The IRGC supports regional militant groups such as Hezbollah in Lebanon, Houthi rebels in Yemen, and Shia militias in Iraq. The IRGC is also in charge of Iran's missile program. The organization is believed to be responsible for the deaths of 600 Americans in the Middle East. In January 2020, a U.S. drone strike in Baghdad killed IRGC commander Qasem Soleimani.
The Trump administration added the IRGC to the FTO in 2019. It was the first time that Washington had used that label on a foreign state institution.
The inclusion in the list is not related to the nuclear deal. Yet, Iran demands that the U.S remove the IRGC from the FTO list.
The Biden administration has not stated its position on the designation issue. But, it has stated that it does not intend to lift the IRGC-related sanctions.

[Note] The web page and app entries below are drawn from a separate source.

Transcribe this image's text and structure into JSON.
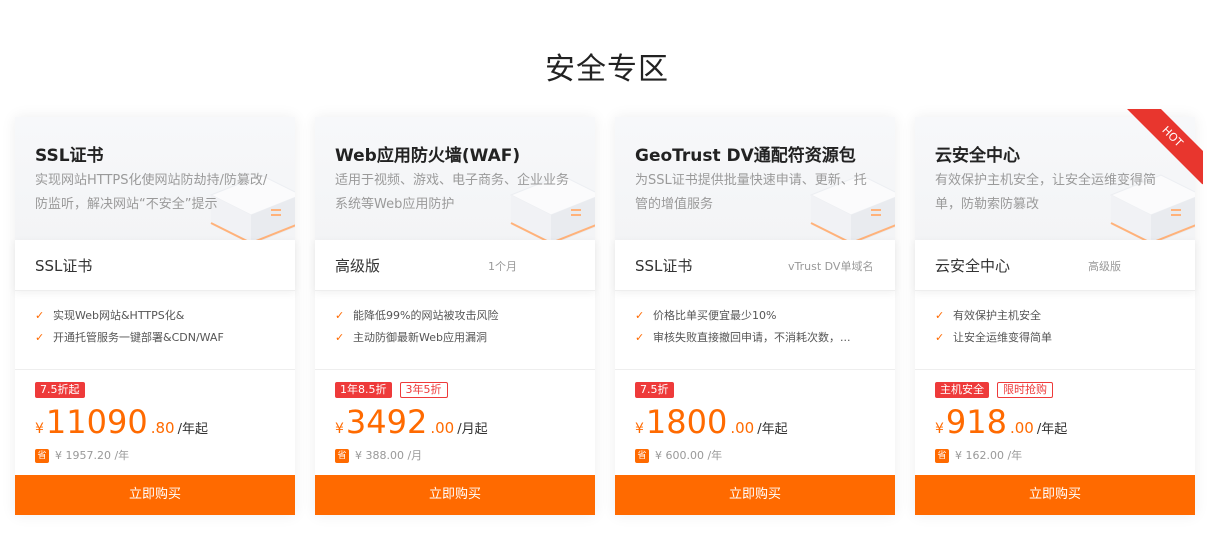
{
  "section_title": "安全专区",
  "accent_color": "#ff6a00",
  "badge_color": "#ee3a3a",
  "cards": [
    {
      "title": "SSL证书",
      "desc": "实现网站HTTPS化使网站防劫持/防篡改/防监听，解决网站“不安全”提示",
      "spec_main": "SSL证书",
      "spec_sub": "",
      "features": [
        "实现Web网站&HTTPS化&",
        "开通托管服务一键部署&CDN/WAF"
      ],
      "badges": [
        {
          "text": "7.5折起",
          "style": "solid"
        }
      ],
      "currency": "¥",
      "price_int": "11090",
      "price_dec": ".80",
      "price_unit": "/年起",
      "save_icon": "省",
      "save_text": "¥ 1957.20 /年",
      "buy_label": "立即购买",
      "hot": ""
    },
    {
      "title": "Web应用防火墙(WAF)",
      "desc": "适用于视频、游戏、电子商务、企业业务系统等Web应用防护",
      "spec_main": "高级版",
      "spec_sub": "1个月",
      "features": [
        "能降低99%的网站被攻击风险",
        "主动防御最新Web应用漏洞"
      ],
      "badges": [
        {
          "text": "1年8.5折",
          "style": "solid"
        },
        {
          "text": "3年5折",
          "style": "outline"
        }
      ],
      "currency": "¥",
      "price_int": "3492",
      "price_dec": ".00",
      "price_unit": "/月起",
      "save_icon": "省",
      "save_text": "¥ 388.00 /月",
      "buy_label": "立即购买",
      "hot": ""
    },
    {
      "title": "GeoTrust DV通配符资源包",
      "desc": "为SSL证书提供批量快速申请、更新、托管的增值服务",
      "spec_main": "SSL证书",
      "spec_sub": "vTrust DV单域名",
      "features": [
        "价格比单买便宜最少10%",
        "审核失败直接撤回申请，不消耗次数，..."
      ],
      "badges": [
        {
          "text": "7.5折",
          "style": "solid"
        }
      ],
      "currency": "¥",
      "price_int": "1800",
      "price_dec": ".00",
      "price_unit": "/年起",
      "save_icon": "省",
      "save_text": "¥ 600.00 /年",
      "buy_label": "立即购买",
      "hot": ""
    },
    {
      "title": "云安全中心",
      "desc": "有效保护主机安全，让安全运维变得简单，防勒索防篡改",
      "spec_main": "云安全中心",
      "spec_sub": "高级版",
      "features": [
        "有效保护主机安全",
        "让安全运维变得简单"
      ],
      "badges": [
        {
          "text": "主机安全",
          "style": "solid"
        },
        {
          "text": "限时抢购",
          "style": "outline"
        }
      ],
      "currency": "¥",
      "price_int": "918",
      "price_dec": ".00",
      "price_unit": "/年起",
      "save_icon": "省",
      "save_text": "¥ 162.00 /年",
      "buy_label": "立即购买",
      "hot": "HOT"
    }
  ]
}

What are the drawbacks of delisting the IRGC from the FTO? The Republican Study Committee (RSC), Congress's largest Republican caucus, opposes the new deal. It shared a memo with 160 congressional offices outlining the implications of delisting the organization. The Washington Free Beacon had access to the memo and ran a story on Saturday. The note stated that the delisting would make it easy for terrorists to enter and stay in the United States. Further, law enforcement would find it harder to pursue those who back the IRGC.
The U.S. spends $2 million per month on security for Mike Pompeo, the former Secretary of State and a former top aide. Iran is threatening them with "serious and credible" threats.
Removing the IRGC designation as an FTO is too high a price to pay for a nuclear deal with Iran, Israeli Prime Minister Naftali Bennett said last week. "Unfortunately, there is determination to sign a nuclear agreement with Iran at almost any price, including saying that the world's largest terrorist organization is not a terrorist organization," he said. "That is too high a price."
Aside from the IRGC issue, there are other concerns about the new deal. Russia would build a $10 billion nuclear facility for Iran. The project is outside the gambit of sanctions imposed on Russia for its invasion of Ukraine.
Forty-nine of the 50 Republicans in the U.S. Senate recently said they would not back a new nuclear deal. "And the deal is a disaster. It's turning out to be. Nobody can even believe it. But we're giving everything away – all the things that we fought for with Iran," Trump said on Saturday.
Americans have mixed sentiments, with one in two (47 percent) not confident that the U.S. will be able to stop Iran from getting a nuclear weapon. Thirty-eight percent are confident.
The original JCPOA prohibited Iran from enriching uranium above 3.67% till 2030. Re-entering JCPOA will be a band-aid for nine years. But, Iran will gain access to $90 billion in frozen funds. The money will probably fund terrorist activities against the United States and Israel. In a TIPP Poll conducted earlier this month, 61 percent of Americans believed it was a bad idea. It included 58 percent of Democrats, 77 percent of Republicans, and 54 percent of independents.
The Iran Nuclear Agreement Review Act of 2015 (INARA) requires the president to submit the final deal to Congress for review. But, the administration is not likely to follow it. The argument is that the reentry to JCPOA is not a new deal and that Congress authorized it earlier in 2015.
President Biden's credentials aren't the best, despite his 40 years of foreign policy experience. He botched the Afghanistan withdrawal. We hope he will take a step back, assess the situation, and negotiate a long-term agreement with bipartisan support.
The Jerusalem Post: With the Iran deal delayed, will ayatollahs weaponize their uranium? - analysis
tippinsights: Seven Concerns About The Iran Nuclear Deal: Will It Make The World Less Safe?
Please email firstname.lastname@example.org
Please share with anyone who would benefit from the tippinsights newsletter. Please direct them to the sign-up page at: